### What the task asks:
An exact copy of all the data below is needed.

### Information:
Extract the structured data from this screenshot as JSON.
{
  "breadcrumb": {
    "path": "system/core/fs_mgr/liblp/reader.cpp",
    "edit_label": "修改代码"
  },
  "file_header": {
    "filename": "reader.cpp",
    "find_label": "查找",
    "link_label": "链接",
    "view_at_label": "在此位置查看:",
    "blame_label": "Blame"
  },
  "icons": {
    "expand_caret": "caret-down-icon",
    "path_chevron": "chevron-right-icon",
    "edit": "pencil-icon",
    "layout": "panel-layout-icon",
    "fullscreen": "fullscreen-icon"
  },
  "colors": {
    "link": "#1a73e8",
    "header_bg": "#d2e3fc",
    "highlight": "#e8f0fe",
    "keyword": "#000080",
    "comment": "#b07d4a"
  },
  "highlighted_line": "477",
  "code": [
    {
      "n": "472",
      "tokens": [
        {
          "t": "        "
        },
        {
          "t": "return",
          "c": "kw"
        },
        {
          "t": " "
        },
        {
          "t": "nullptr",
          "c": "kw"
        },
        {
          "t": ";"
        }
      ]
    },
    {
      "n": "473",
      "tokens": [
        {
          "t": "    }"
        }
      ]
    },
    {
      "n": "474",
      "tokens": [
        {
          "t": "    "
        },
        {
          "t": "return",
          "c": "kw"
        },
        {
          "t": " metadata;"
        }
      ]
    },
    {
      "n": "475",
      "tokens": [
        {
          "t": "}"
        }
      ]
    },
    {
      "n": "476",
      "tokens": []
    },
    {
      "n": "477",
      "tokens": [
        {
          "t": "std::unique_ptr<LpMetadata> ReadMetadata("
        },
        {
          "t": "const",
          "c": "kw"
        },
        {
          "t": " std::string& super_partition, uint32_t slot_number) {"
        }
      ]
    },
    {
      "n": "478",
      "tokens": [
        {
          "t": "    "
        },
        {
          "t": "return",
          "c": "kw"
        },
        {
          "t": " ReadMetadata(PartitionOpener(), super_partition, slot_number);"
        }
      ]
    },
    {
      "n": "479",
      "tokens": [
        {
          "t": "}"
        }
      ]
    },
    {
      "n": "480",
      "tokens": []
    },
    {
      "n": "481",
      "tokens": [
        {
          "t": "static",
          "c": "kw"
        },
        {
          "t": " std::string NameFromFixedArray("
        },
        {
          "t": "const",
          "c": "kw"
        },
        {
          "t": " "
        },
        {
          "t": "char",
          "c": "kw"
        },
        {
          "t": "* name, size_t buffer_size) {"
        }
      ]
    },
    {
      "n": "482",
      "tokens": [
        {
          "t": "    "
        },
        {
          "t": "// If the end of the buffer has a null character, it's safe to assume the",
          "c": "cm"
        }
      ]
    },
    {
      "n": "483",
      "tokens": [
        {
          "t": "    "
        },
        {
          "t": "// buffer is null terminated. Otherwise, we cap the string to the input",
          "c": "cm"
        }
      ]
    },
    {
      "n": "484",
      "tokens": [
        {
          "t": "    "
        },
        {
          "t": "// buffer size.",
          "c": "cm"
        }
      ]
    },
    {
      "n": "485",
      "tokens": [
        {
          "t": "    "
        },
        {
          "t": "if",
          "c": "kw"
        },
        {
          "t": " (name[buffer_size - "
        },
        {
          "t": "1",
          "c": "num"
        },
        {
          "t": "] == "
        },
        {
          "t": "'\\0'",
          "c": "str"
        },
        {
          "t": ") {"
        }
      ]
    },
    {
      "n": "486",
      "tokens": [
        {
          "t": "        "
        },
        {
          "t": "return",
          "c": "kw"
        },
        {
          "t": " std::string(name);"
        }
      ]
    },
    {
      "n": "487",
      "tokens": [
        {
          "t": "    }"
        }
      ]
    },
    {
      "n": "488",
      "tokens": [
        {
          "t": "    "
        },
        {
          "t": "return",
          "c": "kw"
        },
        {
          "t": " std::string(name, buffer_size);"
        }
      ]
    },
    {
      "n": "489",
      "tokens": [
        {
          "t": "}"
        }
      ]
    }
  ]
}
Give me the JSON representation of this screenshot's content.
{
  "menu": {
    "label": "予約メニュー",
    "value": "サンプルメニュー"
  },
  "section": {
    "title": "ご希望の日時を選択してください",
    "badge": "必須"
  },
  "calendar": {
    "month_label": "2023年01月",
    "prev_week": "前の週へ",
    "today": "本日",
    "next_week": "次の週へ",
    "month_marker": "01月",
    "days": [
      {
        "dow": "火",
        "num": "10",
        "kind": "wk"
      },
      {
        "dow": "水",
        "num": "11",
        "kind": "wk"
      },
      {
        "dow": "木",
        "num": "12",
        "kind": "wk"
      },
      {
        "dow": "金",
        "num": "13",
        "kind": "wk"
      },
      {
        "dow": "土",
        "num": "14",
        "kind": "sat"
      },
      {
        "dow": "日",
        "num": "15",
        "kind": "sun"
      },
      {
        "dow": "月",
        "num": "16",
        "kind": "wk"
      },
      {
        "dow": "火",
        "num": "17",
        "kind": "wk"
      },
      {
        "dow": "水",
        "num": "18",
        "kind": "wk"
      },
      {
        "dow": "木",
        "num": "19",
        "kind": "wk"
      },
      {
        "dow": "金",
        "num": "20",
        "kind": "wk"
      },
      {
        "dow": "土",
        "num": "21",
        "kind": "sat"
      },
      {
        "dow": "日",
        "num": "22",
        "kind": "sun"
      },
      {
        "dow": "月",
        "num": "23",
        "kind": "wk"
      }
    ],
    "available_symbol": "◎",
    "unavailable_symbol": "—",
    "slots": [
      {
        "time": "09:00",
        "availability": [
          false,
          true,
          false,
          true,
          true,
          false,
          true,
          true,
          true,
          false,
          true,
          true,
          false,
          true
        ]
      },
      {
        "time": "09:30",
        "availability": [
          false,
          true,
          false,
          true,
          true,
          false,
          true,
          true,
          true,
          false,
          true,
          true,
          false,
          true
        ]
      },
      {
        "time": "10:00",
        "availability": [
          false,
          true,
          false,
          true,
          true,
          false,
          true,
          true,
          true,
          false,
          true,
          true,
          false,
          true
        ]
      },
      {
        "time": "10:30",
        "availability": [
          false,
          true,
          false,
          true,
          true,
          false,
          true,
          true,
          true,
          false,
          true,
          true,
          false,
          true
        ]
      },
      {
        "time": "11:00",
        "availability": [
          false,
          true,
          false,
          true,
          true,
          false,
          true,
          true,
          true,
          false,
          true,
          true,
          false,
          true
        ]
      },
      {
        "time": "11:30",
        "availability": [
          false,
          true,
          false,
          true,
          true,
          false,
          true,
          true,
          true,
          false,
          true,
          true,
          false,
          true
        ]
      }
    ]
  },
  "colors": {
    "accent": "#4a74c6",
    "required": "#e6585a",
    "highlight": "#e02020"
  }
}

### Expected output:
Extract the structured data from this screenshot as JSON.
{
  "breadcrumb": {
    "path": "system/core/fs_mgr/liblp/reader.cpp",
    "edit_label": "修改代码"
  },
  "file_header": {
    "filename": "reader.cpp",
    "find_label": "查找",
    "link_label": "链接",
    "view_at_label": "在此位置查看:",
    "blame_label": "Blame"
  },
  "icons": {
    "expand_caret": "caret-down-icon",
    "path_chevron": "chevron-right-icon",
    "edit": "pencil-icon",
    "layout": "panel-layout-icon",
    "fullscreen": "fullscreen-icon"
  },
  "colors": {
    "link": "#1a73e8",
    "header_bg": "#d2e3fc",
    "highlight": "#e8f0fe",
    "keyword": "#000080",
    "comment": "#b07d4a"
  },
  "highlighted_line": "477",
  "code": [
    {
      "n": "472",
      "tokens": [
        {
          "t": "        "
        },
        {
          "t": "return",
          "c": "kw"
        },
        {
          "t": " "
        },
        {
          "t": "nullptr",
          "c": "kw"
        },
        {
          "t": ";"
        }
      ]
    },
    {
      "n": "473",
      "tokens": [
        {
          "t": "    }"
        }
      ]
    },
    {
      "n": "474",
      "tokens": [
        {
          "t": "    "
        },
        {
          "t": "return",
          "c": "kw"
        },
        {
          "t": " metadata;"
        }
      ]
    },
    {
      "n": "475",
      "tokens": [
        {
          "t": "}"
        }
      ]
    },
    {
      "n": "476",
      "tokens": []
    },
    {
      "n": "477",
      "tokens": [
        {
          "t": "std::unique_ptr<LpMetadata> ReadMetadata("
        },
        {
          "t": "const",
          "c": "kw"
        },
        {
          "t": " std::string& super_partition, uint32_t slot_number) {"
        }
      ]
    },
    {
      "n": "478",
      "tokens": [
        {
          "t": "    "
        },
        {
          "t": "return",
          "c": "kw"
        },
        {
          "t": " ReadMetadata(PartitionOpener(), super_partition, slot_number);"
        }
      ]
    },
    {
      "n": "479",
      "tokens": [
        {
          "t": "}"
        }
      ]
    },
    {
      "n": "480",
      "tokens": []
    },
    {
      "n": "481",
      "tokens": [
        {
          "t": "static",
          "c": "kw"
        },
        {
          "t": " std::string NameFromFixedArray("
        },
        {
          "t": "const",
          "c": "kw"
        },
        {
          "t": " "
        },
        {
          "t": "char",
          "c": "kw"
        },
        {
          "t": "* name, size_t buffer_size) {"
        }
      ]
    },
    {
      "n": "482",
      "tokens": [
        {
          "t": "    "
        },
        {
          "t": "// If the end of the buffer has a null character, it's safe to assume the",
          "c": "cm"
        }
      ]
    },
    {
      "n": "483",
      "tokens": [
        {
          "t": "    "
        },
        {
          "t": "// buffer is null terminated. Otherwise, we cap the string to the input",
          "c": "cm"
        }
      ]
    },
    {
      "n": "484",
      "tokens": [
        {
          "t": "    "
        },
        {
          "t": "// buffer size.",
          "c": "cm"
        }
      ]
    },
    {
      "n": "485",
      "tokens": [
        {
          "t": "    "
        },
        {
          "t": "if",
          "c": "kw"
        },
        {
          "t": " (name[buffer_size - "
        },
        {
          "t": "1",
          "c": "num"
        },
        {
          "t": "] == "
        },
        {
          "t": "'\\0'",
          "c": "str"
        },
        {
          "t": ") {"
        }
      ]
    },
    {
      "n": "486",
      "tokens": [
        {
          "t": "        "
        },
        {
          "t": "return",
          "c": "kw"
        },
        {
          "t": " std::string(name);"
        }
      ]
    },
    {
      "n": "487",
      "tokens": [
        {
          "t": "    }"
        }
      ]
    },
    {
      "n": "488",
      "tokens": [
        {
          "t": "    "
        },
        {
          "t": "return",
          "c": "kw"
        },
        {
          "t": " std::string(name, buffer_size);"
        }
      ]
    },
    {
      "n": "489",
      "tokens": [
        {
          "t": "}"
        }
      ]
    }
  ]
}
Give me the JSON representation of this screenshot's content.
{
  "menu": {
    "label": "予約メニュー",
    "value": "サンプルメニュー"
  },
  "section": {
    "title": "ご希望の日時を選択してください",
    "badge": "必須"
  },
  "calendar": {
    "month_label": "2023年01月",
    "prev_week": "前の週へ",
    "today": "本日",
    "next_week": "次の週へ",
    "month_marker": "01月",
    "days": [
      {
        "dow": "火",
        "num": "10",
        "kind": "wk"
      },
      {
        "dow": "水",
        "num": "11",
        "kind": "wk"
      },
      {
        "dow": "木",
        "num": "12",
        "kind": "wk"
      },
      {
        "dow": "金",
        "num": "13",
        "kind": "wk"
      },
      {
        "dow": "土",
        "num": "14",
        "kind": "sat"
      },
      {
        "dow": "日",
        "num": "15",
        "kind": "sun"
      },
      {
        "dow": "月",
        "num": "16",
        "kind": "wk"
      },
      {
        "dow": "火",
        "num": "17",
        "kind": "wk"
      },
      {
        "dow": "水",
        "num": "18",
        "kind": "wk"
      },
      {
        "dow": "木",
        "num": "19",
        "kind": "wk"
      },
      {
        "dow": "金",
        "num": "20",
        "kind": "wk"
      },
      {
        "dow": "土",
        "num": "21",
        "kind": "sat"
      },
      {
        "dow": "日",
        "num": "22",
        "kind": "sun"
      },
      {
        "dow": "月",
        "num": "23",
        "kind": "wk"
      }
    ],
    "available_symbol": "◎",
    "unavailable_symbol": "—",
    "slots": [
      {
        "time": "09:00",
        "availability": [
          false,
          true,
          false,
          true,
          true,
          false,
          true,
          true,
          true,
          false,
          true,
          true,
          false,
          true
        ]
      },
      {
        "time": "09:30",
        "availability": [
          false,
          true,
          false,
          true,
          true,
          false,
          true,
          true,
          true,
          false,
          true,
          true,
          false,
          true
        ]
      },
      {
        "time": "10:00",
        "availability": [
          false,
          true,
          false,
          true,
          true,
          false,
          true,
          true,
          true,
          false,
          true,
          true,
          false,
          true
        ]
      },
      {
        "time": "10:30",
        "availability": [
          false,
          true,
          false,
          true,
          true,
          false,
          true,
          true,
          true,
          false,
          true,
          true,
          false,
          true
        ]
      },
      {
        "time": "11:00",
        "availability": [
          false,
          true,
          false,
          true,
          true,
          false,
          true,
          true,
          true,
          false,
          true,
          true,
          false,
          true
        ]
      },
      {
        "time": "11:30",
        "availability": [
          false,
          true,
          false,
          true,
          true,
          false,
          true,
          true,
          true,
          false,
          true,
          true,
          false,
          true
        ]
      }
    ]
  },
  "colors": {
    "accent": "#4a74c6",
    "required": "#e6585a",
    "highlight": "#e02020"
  }
}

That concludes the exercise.